There were ‘indications that vegetable prices may be turning down sharply…In addition, the disinflationary impact of recent exchange rate stability should play out into prices. Finally, the negative output gap, including the recent observed slowdown in services growth, as well as the lagged effects of effective monetary tightening since July, should help contain inflation.’
The ‘weak state of the economy, the inadvisability of overly reactive policy action, as well as the long lags with which monetary policy works,’ meant ‘there is merit in waiting for more data to reduce uncertainty.’ Then the argument looked weak. Inflation had touched a record high. But the RBI chose to ignore the weight of months of data showing entrenched and elevated inflation expectations in the hope that a single data point one month later would show inflation trending down.Softer Prices
Most observers, however, were willing to give the RBI the benefit of doubt. After all, monetary policy is a blunt instrument; the current bout of inflation in India is largely supply-driven and the economy has slowed.
And sure enough, when inflation numbers for December were released, mid-January 2014, skeptics, like this columnist who believe the Bank should have persevered with its earlier bout of tightening, were forced to concede that the governor seemed to know his onions. Inflation was trending down. It was time to call a halt to rate hikes.No Rules Framework
When vegetable, including onion, prices did decline sharply and CPI inflation contracted from 11.16 per cent in November 2013 to 9.87 per cent in December 2013, why did the RBI hike rates? Defending his action, Rajan pointed to how core CPI inflation has remained flat and core WPI inflation, has risen. But is that reason enough to warrant a hike in the repo rate?
Not if one were to go by the Rajan’s yardstick laid out only a month earlier: The bank would act ‘if the expected softening of food inflation does not materialise and translate into a significant reduction in headline inflation in the next round of data releases, or if inflation, excluding food and fuel, does not fall.’ Consider. The first requirement of this two-part caveat had been met by late January 2014.

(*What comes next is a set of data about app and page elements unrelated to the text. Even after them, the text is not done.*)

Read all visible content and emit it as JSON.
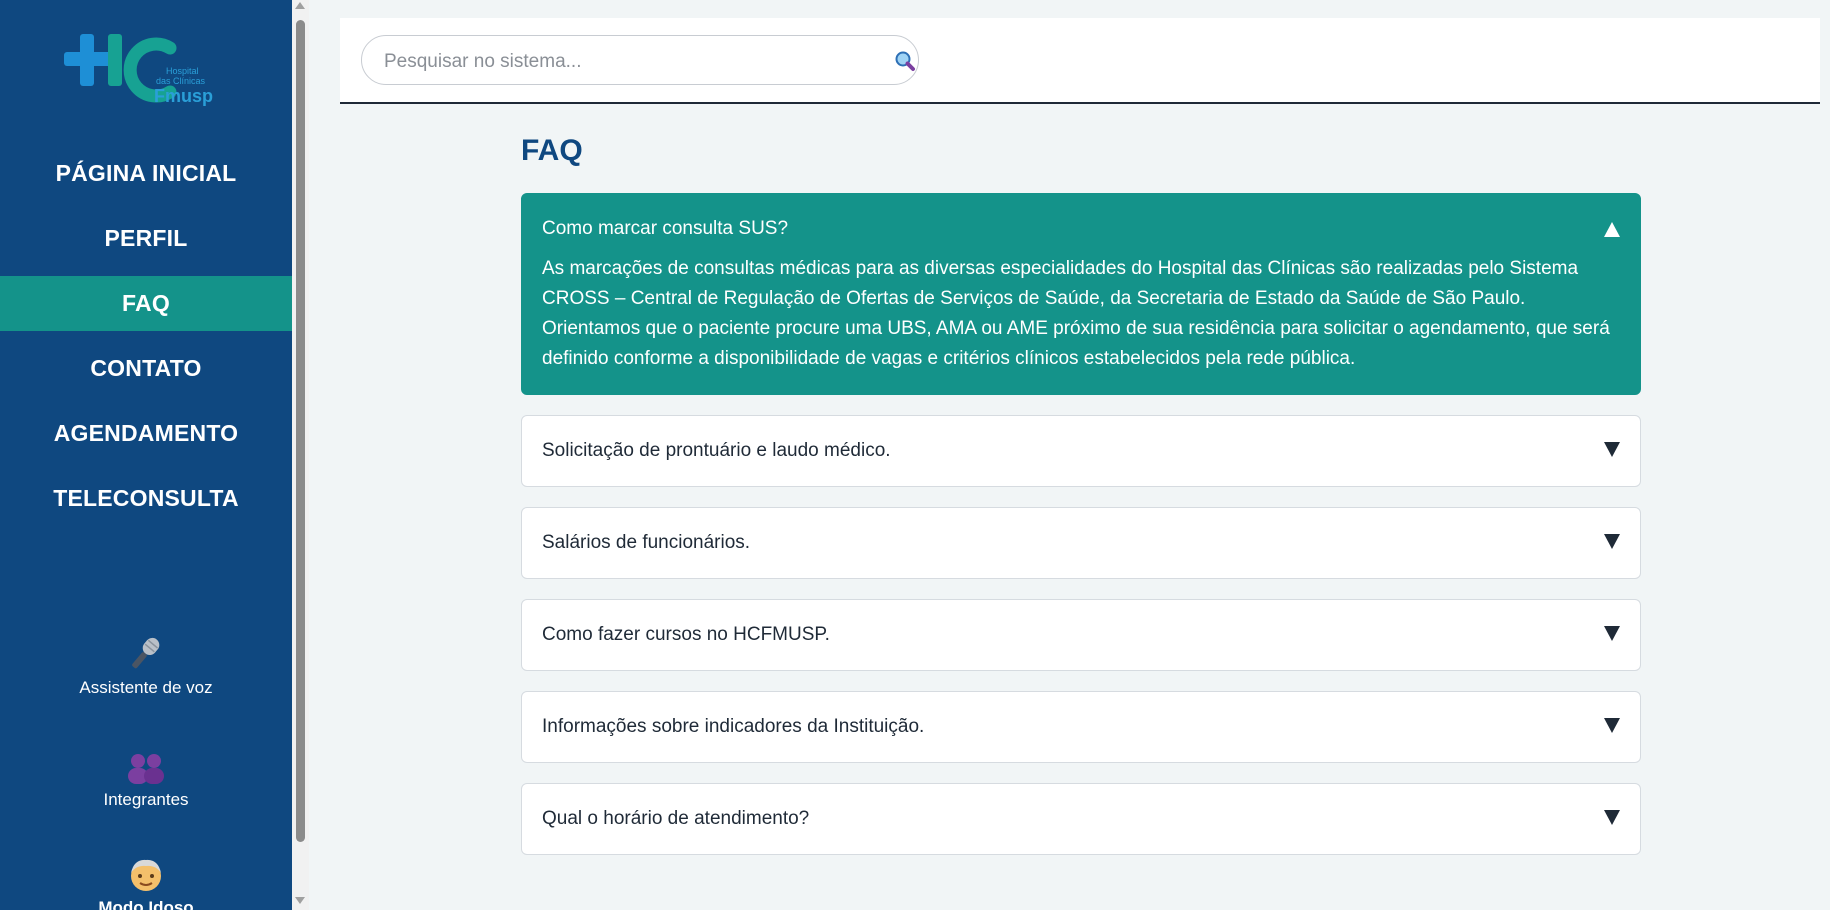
{
  "logo": {
    "small_text_1": "Hospital",
    "small_text_2": "das Clínicas",
    "name": "Fmusp"
  },
  "sidebar": {
    "nav": [
      {
        "label": "PÁGINA INICIAL"
      },
      {
        "label": "PERFIL"
      },
      {
        "label": "FAQ"
      },
      {
        "label": "CONTATO"
      },
      {
        "label": "AGENDAMENTO"
      },
      {
        "label": "TELECONSULTA"
      }
    ],
    "active": "FAQ",
    "tools": {
      "voice": {
        "label": "Assistente de voz",
        "icon": "microphone-icon"
      },
      "members": {
        "label": "Integrantes",
        "icon": "people-icon"
      },
      "elder": {
        "label": "Modo Idoso",
        "icon": "older-person-icon"
      }
    }
  },
  "search": {
    "placeholder": "Pesquisar no sistema...",
    "value": "",
    "icon": "search-icon"
  },
  "page": {
    "title": "FAQ"
  },
  "faq": {
    "items": [
      {
        "question": "Como marcar consulta SUS?",
        "expanded": true,
        "answer": "As marcações de consultas médicas para as diversas especialidades do Hospital das Clínicas são realizadas pelo Sistema CROSS – Central de Regulação de Ofertas de Serviços de Saúde, da Secretaria de Estado da Saúde de São Paulo. Orientamos que o paciente procure uma UBS, AMA ou AME próximo de sua residência para solicitar o agendamento, que será definido conforme a disponibilidade de vagas e critérios clínicos estabelecidos pela rede pública."
      },
      {
        "question": "Solicitação de prontuário e laudo médico.",
        "expanded": false
      },
      {
        "question": "Salários de funcionários.",
        "expanded": false
      },
      {
        "question": "Como fazer cursos no HCFMUSP.",
        "expanded": false
      },
      {
        "question": "Informações sobre indicadores da Instituição.",
        "expanded": false
      },
      {
        "question": "Qual o horário de atendimento?",
        "expanded": false
      }
    ]
  },
  "colors": {
    "sidebar": "#0f4880",
    "accent": "#14938a",
    "title": "#0f4880"
  }
}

Food inflation has softened. There is a significant reduction in headline inflation. Core inflation, a concept popular in advanced countries, has no salience in India where food and fuel account for a major share of the consumption basket.
What is the logic in ignoring what happens to inflation in a major chunk of the consumption basket and focus on the balance while framing policy? The answer is, ‘none’, not unless one views the decision as the outcome of RBI throwing its weight behind the Urjit Patel committee’s prescription of inflation targeting. There are a number of problems with this.
Not only because the jury is still out on the benefits of inflation targeting. Or even because the fisc in India is wildly out of sync with the pre-requisites for such a policy. But because a rule-based framework allows little scope for discretion, judgment, institutional memory; indeed any of the reasons the governor relied on to swing the ‘close call’ one way in December 2013 and the other in January 2014.
Central banking in the brave new world of tomorrow is much too complex to allow rules to substitute for judgment. Not when central banks have to keep an eye on no less than three major objectives – price stability, macro-financial stability and yes, growth.
February 07,2014 at 08:45 AM IST
Though I find myself unprepared to comment on the text of this article, as a ‘generalist’, I have no hesitation to endorse the conclusion which reads: “Central banking in the brave new world of tomorrow is much too complex to allow rules to substitute for judgment. Not when central banks have to keep an eye on no less than three major objectives – price stability, macro-financial stability and yes, growth.” Probably, policy statements(even those made by RBI Governor Dr Rajan or FM Chidambaram) are not amenable for comparisons of the type attempted in this article. Still, reminders like this will keep the system alert.
ET Posted on February 7, 2014